It will all depend on how the Antarctic fishing governing body CCAMLR deals with it.
December 19, 2019
“China is wrongly seen as a threat to the South Antarctic krill fishery long term health”, said Dimitri Sclabos in a recent interview. China seafood industry is growing and that also includes krill, especially the Antarctic krill that has become a strategic target for the country. Sclabos estimates Chinese demand for krill can potentially reach 4.5 times current global krill oil production and four times current krill meal production. With this high expectation, Sclabos said it could lead the country to prefer and work towards a management system that more openly prioritizes the economic development of the fishery.

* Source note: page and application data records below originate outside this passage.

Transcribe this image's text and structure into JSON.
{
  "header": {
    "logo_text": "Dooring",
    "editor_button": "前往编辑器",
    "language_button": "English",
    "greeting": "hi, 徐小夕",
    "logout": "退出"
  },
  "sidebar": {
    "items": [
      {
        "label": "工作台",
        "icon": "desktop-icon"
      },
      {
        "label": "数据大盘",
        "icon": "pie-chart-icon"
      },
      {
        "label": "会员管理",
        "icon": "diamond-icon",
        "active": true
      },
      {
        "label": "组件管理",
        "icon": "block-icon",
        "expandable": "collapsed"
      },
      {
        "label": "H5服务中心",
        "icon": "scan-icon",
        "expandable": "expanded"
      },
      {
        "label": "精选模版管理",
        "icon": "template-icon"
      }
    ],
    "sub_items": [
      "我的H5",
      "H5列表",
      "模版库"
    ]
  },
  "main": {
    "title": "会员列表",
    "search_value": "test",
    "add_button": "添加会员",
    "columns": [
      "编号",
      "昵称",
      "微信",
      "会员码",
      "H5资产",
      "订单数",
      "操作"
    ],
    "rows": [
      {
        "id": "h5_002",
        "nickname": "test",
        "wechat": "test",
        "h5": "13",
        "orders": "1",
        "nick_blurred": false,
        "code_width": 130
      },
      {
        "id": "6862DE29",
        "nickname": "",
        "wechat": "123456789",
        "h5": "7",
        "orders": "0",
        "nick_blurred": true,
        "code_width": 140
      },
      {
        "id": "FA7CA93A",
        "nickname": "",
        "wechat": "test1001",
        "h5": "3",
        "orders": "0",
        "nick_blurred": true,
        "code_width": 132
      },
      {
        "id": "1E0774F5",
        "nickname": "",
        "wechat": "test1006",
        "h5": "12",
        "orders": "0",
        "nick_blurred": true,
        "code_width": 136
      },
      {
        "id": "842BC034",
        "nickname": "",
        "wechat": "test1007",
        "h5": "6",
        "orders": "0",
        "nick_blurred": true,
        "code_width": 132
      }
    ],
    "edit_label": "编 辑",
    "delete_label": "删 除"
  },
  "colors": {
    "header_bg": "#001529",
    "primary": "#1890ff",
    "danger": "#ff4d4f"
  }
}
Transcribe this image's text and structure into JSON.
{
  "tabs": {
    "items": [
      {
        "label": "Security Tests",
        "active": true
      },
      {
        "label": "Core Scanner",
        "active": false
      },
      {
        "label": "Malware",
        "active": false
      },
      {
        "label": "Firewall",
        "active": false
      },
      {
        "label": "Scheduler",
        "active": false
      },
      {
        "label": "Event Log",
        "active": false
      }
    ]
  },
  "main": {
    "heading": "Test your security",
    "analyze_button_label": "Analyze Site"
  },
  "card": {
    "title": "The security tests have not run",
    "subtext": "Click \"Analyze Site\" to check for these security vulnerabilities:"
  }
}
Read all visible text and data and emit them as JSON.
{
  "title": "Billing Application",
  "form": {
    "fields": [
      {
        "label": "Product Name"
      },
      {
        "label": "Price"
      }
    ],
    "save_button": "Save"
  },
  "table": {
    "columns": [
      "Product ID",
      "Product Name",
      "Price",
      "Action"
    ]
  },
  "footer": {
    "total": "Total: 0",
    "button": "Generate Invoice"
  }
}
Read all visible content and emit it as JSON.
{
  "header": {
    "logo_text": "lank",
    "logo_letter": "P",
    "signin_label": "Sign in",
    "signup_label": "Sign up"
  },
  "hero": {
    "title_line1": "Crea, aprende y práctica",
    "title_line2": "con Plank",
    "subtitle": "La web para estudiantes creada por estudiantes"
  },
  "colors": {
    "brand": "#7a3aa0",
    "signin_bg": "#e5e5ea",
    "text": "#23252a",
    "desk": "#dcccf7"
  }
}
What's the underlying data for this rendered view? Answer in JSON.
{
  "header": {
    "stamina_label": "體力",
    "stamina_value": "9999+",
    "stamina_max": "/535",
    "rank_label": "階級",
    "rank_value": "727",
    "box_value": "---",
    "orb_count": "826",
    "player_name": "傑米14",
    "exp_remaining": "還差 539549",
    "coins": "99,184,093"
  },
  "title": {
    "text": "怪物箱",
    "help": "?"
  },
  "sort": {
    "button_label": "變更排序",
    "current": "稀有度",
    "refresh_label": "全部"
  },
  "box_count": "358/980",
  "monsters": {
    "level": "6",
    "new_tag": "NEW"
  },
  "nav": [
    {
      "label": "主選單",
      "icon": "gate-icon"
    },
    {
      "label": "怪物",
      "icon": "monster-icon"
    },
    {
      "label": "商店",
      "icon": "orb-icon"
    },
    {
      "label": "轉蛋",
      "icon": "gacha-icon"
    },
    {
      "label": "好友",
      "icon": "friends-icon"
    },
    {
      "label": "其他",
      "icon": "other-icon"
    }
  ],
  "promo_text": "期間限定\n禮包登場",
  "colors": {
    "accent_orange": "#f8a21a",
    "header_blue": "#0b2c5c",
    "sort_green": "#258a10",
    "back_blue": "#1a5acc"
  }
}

The Antarctic krill stock management system is currently controlled by the Commission for the Conservation of Antarctic Marine Living Resources (CCAMLR). One of the main players in the area is Norway through Aker BioMarine with a strong advocate of sustainable practices. “New Norwegian, Chinese and other countries’ krill projects will put pressure to raise the TAC, or just breach the consensus, which is how CCAMLR works. That may force a move to a different way in how CCAMLR sets limits. It brings new challenges on how CCAMLR does its job, how it allocates quotas and regulates members’ commitments,” said Sclabos.